» EXERCISE PROMPT
Please go through the records below and return every line holding the word "value".
ENTRIES SUPPLIED Start Marker
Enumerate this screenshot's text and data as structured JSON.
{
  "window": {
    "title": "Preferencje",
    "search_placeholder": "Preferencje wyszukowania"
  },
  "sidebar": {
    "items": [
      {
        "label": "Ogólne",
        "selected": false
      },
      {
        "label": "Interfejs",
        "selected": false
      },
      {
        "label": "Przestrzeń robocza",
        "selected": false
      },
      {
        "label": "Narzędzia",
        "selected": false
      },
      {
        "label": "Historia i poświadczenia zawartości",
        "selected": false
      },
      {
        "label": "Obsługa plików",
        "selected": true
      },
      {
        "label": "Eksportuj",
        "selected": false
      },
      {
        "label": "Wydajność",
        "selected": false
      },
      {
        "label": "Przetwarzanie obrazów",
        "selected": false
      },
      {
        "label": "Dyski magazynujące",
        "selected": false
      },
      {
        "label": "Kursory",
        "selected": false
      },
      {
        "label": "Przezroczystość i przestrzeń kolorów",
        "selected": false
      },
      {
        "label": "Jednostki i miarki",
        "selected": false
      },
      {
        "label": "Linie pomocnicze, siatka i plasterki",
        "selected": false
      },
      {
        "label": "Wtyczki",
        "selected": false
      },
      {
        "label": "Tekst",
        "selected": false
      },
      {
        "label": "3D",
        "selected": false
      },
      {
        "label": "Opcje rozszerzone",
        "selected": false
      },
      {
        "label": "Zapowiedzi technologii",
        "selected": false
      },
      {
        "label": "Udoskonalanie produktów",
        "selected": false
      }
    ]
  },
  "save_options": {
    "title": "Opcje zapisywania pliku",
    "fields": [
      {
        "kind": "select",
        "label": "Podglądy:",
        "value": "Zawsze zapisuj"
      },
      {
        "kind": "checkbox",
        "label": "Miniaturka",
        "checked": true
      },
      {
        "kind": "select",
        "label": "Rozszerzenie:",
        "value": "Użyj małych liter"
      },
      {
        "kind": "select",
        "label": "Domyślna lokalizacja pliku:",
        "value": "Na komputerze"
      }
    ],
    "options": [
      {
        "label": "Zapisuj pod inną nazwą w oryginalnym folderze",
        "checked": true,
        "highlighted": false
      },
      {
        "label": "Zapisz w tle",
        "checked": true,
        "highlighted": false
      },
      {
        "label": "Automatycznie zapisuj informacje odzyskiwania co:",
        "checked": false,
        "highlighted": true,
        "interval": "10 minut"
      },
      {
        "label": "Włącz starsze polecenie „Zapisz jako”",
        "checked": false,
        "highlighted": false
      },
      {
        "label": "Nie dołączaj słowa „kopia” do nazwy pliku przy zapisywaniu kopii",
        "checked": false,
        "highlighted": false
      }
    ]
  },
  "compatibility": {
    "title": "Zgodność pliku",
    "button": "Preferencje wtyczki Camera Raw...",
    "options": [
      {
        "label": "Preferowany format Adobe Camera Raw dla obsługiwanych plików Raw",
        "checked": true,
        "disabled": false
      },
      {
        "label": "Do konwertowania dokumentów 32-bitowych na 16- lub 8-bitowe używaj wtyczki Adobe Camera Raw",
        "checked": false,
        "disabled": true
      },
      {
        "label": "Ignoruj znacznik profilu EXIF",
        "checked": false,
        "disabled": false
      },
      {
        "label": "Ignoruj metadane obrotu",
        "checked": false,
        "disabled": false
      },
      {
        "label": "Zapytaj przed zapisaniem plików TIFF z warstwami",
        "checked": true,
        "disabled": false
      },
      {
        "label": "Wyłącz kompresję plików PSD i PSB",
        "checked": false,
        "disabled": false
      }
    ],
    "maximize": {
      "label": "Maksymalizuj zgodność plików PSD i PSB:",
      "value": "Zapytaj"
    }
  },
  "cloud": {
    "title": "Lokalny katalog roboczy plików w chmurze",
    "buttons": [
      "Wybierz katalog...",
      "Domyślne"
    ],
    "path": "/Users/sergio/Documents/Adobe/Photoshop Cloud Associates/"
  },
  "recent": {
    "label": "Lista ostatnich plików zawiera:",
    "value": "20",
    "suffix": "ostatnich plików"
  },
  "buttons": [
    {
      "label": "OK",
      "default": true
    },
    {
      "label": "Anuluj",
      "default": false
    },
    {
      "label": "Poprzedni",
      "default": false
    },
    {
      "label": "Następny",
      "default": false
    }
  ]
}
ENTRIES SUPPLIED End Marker
» EXERCISE OUTPUT
        "value": "Zawsze zapisuj"
        "value": "Użyj małych liter"
        "value": "Na komputerze"
      "value": "Zapytaj"
    "value": "20",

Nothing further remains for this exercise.